** Opening EXERCISE MATERIAL block **

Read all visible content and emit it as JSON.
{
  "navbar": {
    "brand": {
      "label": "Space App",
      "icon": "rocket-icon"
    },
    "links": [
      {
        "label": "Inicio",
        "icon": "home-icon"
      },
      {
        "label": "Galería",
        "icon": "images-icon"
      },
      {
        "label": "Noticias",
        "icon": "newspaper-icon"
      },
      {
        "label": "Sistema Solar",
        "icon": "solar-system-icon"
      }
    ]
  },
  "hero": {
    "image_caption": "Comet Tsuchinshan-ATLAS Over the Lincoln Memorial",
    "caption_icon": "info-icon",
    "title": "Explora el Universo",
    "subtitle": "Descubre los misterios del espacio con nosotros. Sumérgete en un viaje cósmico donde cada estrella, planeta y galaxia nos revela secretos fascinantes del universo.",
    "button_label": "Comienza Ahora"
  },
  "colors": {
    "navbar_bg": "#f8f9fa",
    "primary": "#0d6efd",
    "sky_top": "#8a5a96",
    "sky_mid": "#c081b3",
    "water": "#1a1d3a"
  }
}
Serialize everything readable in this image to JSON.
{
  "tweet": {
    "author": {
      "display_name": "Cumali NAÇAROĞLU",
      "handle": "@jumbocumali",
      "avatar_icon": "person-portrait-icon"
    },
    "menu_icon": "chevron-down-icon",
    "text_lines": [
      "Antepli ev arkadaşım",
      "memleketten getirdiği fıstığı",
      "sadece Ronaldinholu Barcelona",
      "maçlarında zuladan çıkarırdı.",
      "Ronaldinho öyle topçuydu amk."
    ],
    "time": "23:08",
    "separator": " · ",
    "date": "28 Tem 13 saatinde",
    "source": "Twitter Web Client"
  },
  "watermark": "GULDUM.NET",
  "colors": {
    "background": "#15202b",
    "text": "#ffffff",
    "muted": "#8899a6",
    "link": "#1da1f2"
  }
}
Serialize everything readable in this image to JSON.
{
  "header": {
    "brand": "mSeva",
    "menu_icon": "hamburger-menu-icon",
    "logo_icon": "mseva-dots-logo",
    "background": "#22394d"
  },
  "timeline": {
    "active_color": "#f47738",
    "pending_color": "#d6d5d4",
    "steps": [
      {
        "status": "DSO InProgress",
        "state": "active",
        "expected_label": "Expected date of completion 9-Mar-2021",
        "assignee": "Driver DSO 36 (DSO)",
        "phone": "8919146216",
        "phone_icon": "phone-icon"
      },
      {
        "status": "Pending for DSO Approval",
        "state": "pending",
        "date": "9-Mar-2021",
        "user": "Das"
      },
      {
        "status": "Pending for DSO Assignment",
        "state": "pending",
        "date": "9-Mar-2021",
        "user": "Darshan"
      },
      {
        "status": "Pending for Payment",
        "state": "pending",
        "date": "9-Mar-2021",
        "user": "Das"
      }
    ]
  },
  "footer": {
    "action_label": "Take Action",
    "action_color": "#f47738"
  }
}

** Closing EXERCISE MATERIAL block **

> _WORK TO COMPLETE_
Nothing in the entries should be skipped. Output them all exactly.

> _EXERCISE RESPONSE_
Read all visible content and emit it as JSON.
{
  "navbar": {
    "brand": {
      "label": "Space App",
      "icon": "rocket-icon"
    },
    "links": [
      {
        "label": "Inicio",
        "icon": "home-icon"
      },
      {
        "label": "Galería",
        "icon": "images-icon"
      },
      {
        "label": "Noticias",
        "icon": "newspaper-icon"
      },
      {
        "label": "Sistema Solar",
        "icon": "solar-system-icon"
      }
    ]
  },
  "hero": {
    "image_caption": "Comet Tsuchinshan-ATLAS Over the Lincoln Memorial",
    "caption_icon": "info-icon",
    "title": "Explora el Universo",
    "subtitle": "Descubre los misterios del espacio con nosotros. Sumérgete en un viaje cósmico donde cada estrella, planeta y galaxia nos revela secretos fascinantes del universo.",
    "button_label": "Comienza Ahora"
  },
  "colors": {
    "navbar_bg": "#f8f9fa",
    "primary": "#0d6efd",
    "sky_top": "#8a5a96",
    "sky_mid": "#c081b3",
    "water": "#1a1d3a"
  }
}
Serialize everything readable in this image to JSON.
{
  "tweet": {
    "author": {
      "display_name": "Cumali NAÇAROĞLU",
      "handle": "@jumbocumali",
      "avatar_icon": "person-portrait-icon"
    },
    "menu_icon": "chevron-down-icon",
    "text_lines": [
      "Antepli ev arkadaşım",
      "memleketten getirdiği fıstığı",
      "sadece Ronaldinholu Barcelona",
      "maçlarında zuladan çıkarırdı.",
      "Ronaldinho öyle topçuydu amk."
    ],
    "time": "23:08",
    "separator": " · ",
    "date": "28 Tem 13 saatinde",
    "source": "Twitter Web Client"
  },
  "watermark": "GULDUM.NET",
  "colors": {
    "background": "#15202b",
    "text": "#ffffff",
    "muted": "#8899a6",
    "link": "#1da1f2"
  }
}
Serialize everything readable in this image to JSON.
{
  "header": {
    "brand": "mSeva",
    "menu_icon": "hamburger-menu-icon",
    "logo_icon": "mseva-dots-logo",
    "background": "#22394d"
  },
  "timeline": {
    "active_color": "#f47738",
    "pending_color": "#d6d5d4",
    "steps": [
      {
        "status": "DSO InProgress",
        "state": "active",
        "expected_label": "Expected date of completion 9-Mar-2021",
        "assignee": "Driver DSO 36 (DSO)",
        "phone": "8919146216",
        "phone_icon": "phone-icon"
      },
      {
        "status": "Pending for DSO Approval",
        "state": "pending",
        "date": "9-Mar-2021",
        "user": "Das"
      },
      {
        "status": "Pending for DSO Assignment",
        "state": "pending",
        "date": "9-Mar-2021",
        "user": "Darshan"
      },
      {
        "status": "Pending for Payment",
        "state": "pending",
        "date": "9-Mar-2021",
        "user": "Das"
      }
    ]
  },
  "footer": {
    "action_label": "Take Action",
    "action_color": "#f47738"
  }
}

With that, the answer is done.